The main museum was pretty crowded, although the tour groups eventually moved past us as we walked through the exhibits describing the events leading up to, and the Holocaust itself in visceral detail.
Walking through the museum takes time, and I almost always felt like I was moments away from tears as I listened to the narrative describing how European Jews were first marginalised, dehumanised, and then eradicated in the many death camps they were shipped to like cattle.
It took us three hours to make our way through the exhibits, and each step reinforced why Israel is so important. Having our own country with an effective military means that Jews are no longer subject to the whims of other nations who repeatedly return to old stereotypes, and prejudices.
What still alarms me (even though I know better), is that we see the same rhetoric being repeated in various countries as the Nazis used in the 1930s, and other groups used in the centuries that preceded them. It seems that some things never change. Some people seem to drift back to anti-Semitism when they need someone to blame.
From Yad Vashem, we made our way to the Old City, towards the Western Wall.
We arrived at the Wall after lunch at a nearby schwarma place, and during preparations for Yom HaZikaron (our memorial day for soldiers and victims of terror attacks) two days later.
This photo of these three men sitting, facing the Wall reminded me of a previous visit where I saw three monks leaning over the railing, looking at the Wall and it’s visitors.
From here, we made our way back out of the Old City towards the train station, and home.

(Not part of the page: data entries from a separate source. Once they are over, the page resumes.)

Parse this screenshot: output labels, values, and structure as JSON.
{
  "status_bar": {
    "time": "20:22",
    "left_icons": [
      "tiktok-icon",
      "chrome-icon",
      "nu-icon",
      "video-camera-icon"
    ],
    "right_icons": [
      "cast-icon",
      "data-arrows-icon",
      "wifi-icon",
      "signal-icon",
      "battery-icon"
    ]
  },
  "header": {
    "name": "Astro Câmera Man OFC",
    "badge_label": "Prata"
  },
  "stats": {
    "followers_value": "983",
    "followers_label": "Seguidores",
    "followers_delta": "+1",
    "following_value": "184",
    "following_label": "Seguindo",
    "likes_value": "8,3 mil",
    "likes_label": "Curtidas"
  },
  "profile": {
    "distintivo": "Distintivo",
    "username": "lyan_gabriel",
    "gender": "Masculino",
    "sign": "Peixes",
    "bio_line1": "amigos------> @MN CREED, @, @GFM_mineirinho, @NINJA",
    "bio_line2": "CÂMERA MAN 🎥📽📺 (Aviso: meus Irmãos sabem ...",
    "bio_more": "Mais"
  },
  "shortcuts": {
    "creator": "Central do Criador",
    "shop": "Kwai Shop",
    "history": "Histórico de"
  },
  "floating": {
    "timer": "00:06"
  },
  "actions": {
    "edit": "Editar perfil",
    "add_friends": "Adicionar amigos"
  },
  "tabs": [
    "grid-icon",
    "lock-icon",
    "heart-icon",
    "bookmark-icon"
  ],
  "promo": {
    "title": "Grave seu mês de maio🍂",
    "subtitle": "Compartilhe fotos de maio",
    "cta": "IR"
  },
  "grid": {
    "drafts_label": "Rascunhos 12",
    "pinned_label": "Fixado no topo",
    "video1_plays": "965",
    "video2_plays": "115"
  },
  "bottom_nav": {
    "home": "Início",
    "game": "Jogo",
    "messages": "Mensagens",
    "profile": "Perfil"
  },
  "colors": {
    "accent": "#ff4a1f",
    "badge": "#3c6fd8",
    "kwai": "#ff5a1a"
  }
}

I’ve been an Evernote user for well over a decade, and I used it daily until a couple years ago. I have almost 29,000 notes (a fair number of these notes are automatically captured using IFTTT workflows).
In recent years, Evernote has been pretty quiet on its blog, and while it’s released updates to the app, I haven’t felt like this is a dynamic company, constantly working to evolve it’s product. This has been a little disconcerting, as I have a lot of data in Evernote that I have been storing there intentionally.
At the moment, there isn’t another service like Evernote that uses this notes and notebook model to capture different content types into a pretty flexible reference system. I use Google Drive to store a lot of my stuff too, but it doesn’t feel as fluid to me.
I’ve also been experimenting with a private WordPress.com site too. I think this option is pretty close to Evernote, and even has some benefits that Evernote lacks because WordPress uses web technology (it is a publishing platform after all), so it opens the door to much richer content embeds, and formatting.
Still, short of an importer from Evernote to WordPress, or another suitable alternative, I’ve stuck with Evernote. It’s the simplest solution, even if Evernote becomes a historical reference service for me.
That being said, it was encouraging to see this video from Evernote’s current CEO about how they’ll be giving us insights into what’s happening behind the scenes, and what they’re working on:
I don’t know what lies ahead for Evernote. My Premium subscription is up for renewal next month, and I’m pretty sure I’ll renew, at least for another year. For now, though, I’m looking forward to see what they have in the pipeline. It might just tempt me back into more regular use.